The Japanese trio of Srixon, Bridgestone, and Mizuno all make great equipment, but aren’t particularly aggressive with player signings. Mizuno historically only spend on one player, Luke Donald. Bridgestone could afford to sign someone of Tiger or Rory’s stature, but it would be a much more aggressive move than they have ever made. Srixon have GMAC, Keegan Bradley, Hideki Matsuyama, and Shane Lowry. Great players. But are they the blockbuster names that will help them move bigger numbers of equipment? Could they drop a ton of wedge on Rory or Tiger as a statement of intent?
Then there is PXG. They know what they are doing, and are making incredible equipment already. And they are only just getting started. Bob Parsons claims to have fielded over 30 phone calls from Nike athletes in the first 24 hours after the announcement. Is he ready to step up and pay out the big bucks to the big names?
He would have to produce a true blade to attract Tiger or Rory. "Rory's somebody to get excited about," Parsons told Golf Digest. "And I think there are two other guys that have a lot of potential and that's Brooks Koepka and Tony Finau. Both of those are guys we had conversations with before they signed with Nike when Nike wrote them a big check. We'd probably want to chat with Michelle Wie, too."
So he wants to go down that path. But Parsons will have to sell a hell of a lot more clubs to justify that sort of signing, and at the current high prices for PXG clubs we think that will be difficult.
With this influx of free agents, that doesn’t help the golfers from other manufacturers whose contracts are up at the end of the season. Overall the value of equipment contracts will go down. Players will try and make up for cash with corporate bags, if they can’t get the club contracts they want. You’re got to feel sorry for someone one like Carly Booth who has used Nike equipment exclusively since she was 12.
But maybe this could actually turn out to be great positive for the industry. In recent years every manufacturer has chased the 360 degree deals that Nike started.
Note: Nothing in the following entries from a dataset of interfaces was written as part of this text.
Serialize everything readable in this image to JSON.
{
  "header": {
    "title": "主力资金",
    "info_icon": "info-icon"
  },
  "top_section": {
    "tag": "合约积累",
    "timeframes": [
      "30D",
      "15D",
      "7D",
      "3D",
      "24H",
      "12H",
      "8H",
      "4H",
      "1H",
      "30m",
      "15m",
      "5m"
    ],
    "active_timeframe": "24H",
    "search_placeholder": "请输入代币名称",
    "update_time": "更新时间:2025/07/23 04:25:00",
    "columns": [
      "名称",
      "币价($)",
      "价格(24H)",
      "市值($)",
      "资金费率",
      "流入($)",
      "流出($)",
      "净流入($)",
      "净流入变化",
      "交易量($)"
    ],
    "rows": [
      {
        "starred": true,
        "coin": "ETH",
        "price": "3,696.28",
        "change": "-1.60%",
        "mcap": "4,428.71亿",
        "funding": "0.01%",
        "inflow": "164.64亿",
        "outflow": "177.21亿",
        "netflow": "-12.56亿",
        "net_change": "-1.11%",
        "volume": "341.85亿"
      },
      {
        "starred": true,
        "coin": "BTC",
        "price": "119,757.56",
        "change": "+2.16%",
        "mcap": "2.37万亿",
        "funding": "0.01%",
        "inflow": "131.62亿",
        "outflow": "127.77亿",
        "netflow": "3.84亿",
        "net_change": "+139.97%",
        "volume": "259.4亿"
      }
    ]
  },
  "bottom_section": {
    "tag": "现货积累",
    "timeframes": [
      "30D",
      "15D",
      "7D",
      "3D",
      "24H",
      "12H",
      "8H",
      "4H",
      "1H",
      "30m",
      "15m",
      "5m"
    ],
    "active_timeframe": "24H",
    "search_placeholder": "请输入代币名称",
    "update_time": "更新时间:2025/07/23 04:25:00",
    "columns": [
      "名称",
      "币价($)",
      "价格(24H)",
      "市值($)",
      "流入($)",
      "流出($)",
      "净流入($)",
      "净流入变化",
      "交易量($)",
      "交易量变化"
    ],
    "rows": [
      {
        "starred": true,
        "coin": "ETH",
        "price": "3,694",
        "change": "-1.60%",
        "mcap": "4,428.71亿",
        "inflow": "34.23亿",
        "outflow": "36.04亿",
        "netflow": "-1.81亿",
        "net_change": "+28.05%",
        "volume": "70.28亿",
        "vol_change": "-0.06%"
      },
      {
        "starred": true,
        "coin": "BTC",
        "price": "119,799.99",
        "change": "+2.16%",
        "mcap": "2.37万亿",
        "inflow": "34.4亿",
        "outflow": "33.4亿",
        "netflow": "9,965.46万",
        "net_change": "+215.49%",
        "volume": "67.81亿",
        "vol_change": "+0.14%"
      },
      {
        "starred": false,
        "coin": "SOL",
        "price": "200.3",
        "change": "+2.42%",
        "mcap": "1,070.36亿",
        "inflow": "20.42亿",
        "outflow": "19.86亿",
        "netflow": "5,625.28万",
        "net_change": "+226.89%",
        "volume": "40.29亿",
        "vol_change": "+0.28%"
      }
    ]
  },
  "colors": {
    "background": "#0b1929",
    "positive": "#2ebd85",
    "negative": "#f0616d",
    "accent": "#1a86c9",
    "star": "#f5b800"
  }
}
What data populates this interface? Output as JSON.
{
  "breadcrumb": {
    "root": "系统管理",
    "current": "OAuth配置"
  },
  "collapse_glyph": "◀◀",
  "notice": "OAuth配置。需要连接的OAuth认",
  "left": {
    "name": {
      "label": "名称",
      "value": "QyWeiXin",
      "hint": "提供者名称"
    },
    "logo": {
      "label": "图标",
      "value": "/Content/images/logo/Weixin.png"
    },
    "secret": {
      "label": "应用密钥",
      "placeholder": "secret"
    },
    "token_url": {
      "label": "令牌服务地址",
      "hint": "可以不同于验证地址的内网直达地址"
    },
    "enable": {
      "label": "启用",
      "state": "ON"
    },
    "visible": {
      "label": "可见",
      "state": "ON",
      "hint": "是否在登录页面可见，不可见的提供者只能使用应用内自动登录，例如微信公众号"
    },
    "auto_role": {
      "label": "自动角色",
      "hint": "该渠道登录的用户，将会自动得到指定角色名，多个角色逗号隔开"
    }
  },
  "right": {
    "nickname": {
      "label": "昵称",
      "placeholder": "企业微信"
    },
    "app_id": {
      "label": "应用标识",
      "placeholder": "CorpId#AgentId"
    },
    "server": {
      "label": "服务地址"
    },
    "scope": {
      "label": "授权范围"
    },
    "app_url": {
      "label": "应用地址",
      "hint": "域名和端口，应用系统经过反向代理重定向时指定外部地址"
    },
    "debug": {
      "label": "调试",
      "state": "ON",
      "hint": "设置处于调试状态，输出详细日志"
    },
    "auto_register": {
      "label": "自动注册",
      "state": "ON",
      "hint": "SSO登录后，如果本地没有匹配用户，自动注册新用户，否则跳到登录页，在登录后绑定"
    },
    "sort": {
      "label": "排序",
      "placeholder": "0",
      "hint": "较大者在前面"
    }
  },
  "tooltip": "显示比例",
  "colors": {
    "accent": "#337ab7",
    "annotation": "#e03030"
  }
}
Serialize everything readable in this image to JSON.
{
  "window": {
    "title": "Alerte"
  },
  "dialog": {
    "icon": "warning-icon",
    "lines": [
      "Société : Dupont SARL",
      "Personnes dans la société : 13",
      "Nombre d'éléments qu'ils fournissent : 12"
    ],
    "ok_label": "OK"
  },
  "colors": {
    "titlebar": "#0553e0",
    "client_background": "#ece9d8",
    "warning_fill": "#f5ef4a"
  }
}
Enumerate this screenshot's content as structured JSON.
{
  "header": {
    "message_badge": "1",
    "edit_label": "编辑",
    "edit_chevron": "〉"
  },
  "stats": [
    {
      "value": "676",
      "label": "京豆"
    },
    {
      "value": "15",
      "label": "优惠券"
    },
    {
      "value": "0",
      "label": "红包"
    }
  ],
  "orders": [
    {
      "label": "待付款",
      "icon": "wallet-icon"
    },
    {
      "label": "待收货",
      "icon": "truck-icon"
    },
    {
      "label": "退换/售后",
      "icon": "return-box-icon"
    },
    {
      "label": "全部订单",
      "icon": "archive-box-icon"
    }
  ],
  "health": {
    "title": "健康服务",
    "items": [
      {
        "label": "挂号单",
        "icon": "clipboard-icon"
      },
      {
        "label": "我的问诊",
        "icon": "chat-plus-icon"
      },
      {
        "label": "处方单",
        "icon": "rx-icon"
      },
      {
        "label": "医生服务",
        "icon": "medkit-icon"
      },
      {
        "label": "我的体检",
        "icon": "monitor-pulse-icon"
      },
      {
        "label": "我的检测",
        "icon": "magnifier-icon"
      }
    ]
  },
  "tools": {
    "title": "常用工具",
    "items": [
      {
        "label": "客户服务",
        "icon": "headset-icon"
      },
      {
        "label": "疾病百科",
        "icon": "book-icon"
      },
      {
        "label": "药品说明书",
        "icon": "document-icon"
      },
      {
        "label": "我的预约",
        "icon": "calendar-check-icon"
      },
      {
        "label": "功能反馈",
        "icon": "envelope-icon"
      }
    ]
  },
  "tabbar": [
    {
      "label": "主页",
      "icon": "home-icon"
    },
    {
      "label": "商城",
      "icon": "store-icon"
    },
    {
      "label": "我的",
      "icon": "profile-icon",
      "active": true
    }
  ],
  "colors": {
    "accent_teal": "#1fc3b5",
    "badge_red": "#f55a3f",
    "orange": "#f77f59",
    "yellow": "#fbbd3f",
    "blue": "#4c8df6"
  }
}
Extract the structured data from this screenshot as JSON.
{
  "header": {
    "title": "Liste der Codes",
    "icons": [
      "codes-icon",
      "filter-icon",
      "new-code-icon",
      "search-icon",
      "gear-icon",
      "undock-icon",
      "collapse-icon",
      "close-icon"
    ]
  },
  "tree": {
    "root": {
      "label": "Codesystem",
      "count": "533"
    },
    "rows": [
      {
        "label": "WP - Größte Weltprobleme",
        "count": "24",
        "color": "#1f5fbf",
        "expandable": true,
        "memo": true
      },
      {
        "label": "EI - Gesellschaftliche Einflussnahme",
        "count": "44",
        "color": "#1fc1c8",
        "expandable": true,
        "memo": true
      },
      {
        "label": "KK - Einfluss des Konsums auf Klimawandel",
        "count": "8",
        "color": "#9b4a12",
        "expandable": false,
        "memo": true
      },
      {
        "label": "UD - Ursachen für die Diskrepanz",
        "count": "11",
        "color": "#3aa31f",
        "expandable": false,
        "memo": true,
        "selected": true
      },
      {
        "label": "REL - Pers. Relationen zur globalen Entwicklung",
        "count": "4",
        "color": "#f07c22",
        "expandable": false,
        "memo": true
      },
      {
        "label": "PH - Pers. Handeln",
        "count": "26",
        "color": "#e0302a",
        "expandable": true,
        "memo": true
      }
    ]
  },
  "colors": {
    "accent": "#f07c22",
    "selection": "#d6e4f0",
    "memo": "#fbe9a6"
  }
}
Clubs, apparel, ball, bag, footwear. With corporate bags players could use more mixed sets of equipment. It will help smaller brands get a chance for tour players to us their equipment like the old days.
In the past brands like Adams and Orlimar, grew from nothing to market leaders in a short space of time. Who is to say this isn’t what will happen now? Ben Hogan are making some of the best blades we have ever hit, but they aren’t able to pay any players at the moment. If golfers aren’t so worried about being paid to use clubs, we might start seeing these on tour.
Russell Knox won the Travelers Championship with a SeeMore putter. With less pressure to use a complete set of sticks from one manufacturer, we could see the rise of the putter specialists again. Odyssey, Yes!, Never Compromise, all got significant play in the past as independent brands. This could be the chance for EVNRoll, Bettinardi, and Happy Putters to make in roads into the market.
Golf is in a state of flux, and in many ways the post-Tiger era could look much like the pre Tiger era. Tiger Woods and Nike made golf into big business. But players like Tiger don’t appear very often. Maybe this is just the start of golf just being golf again.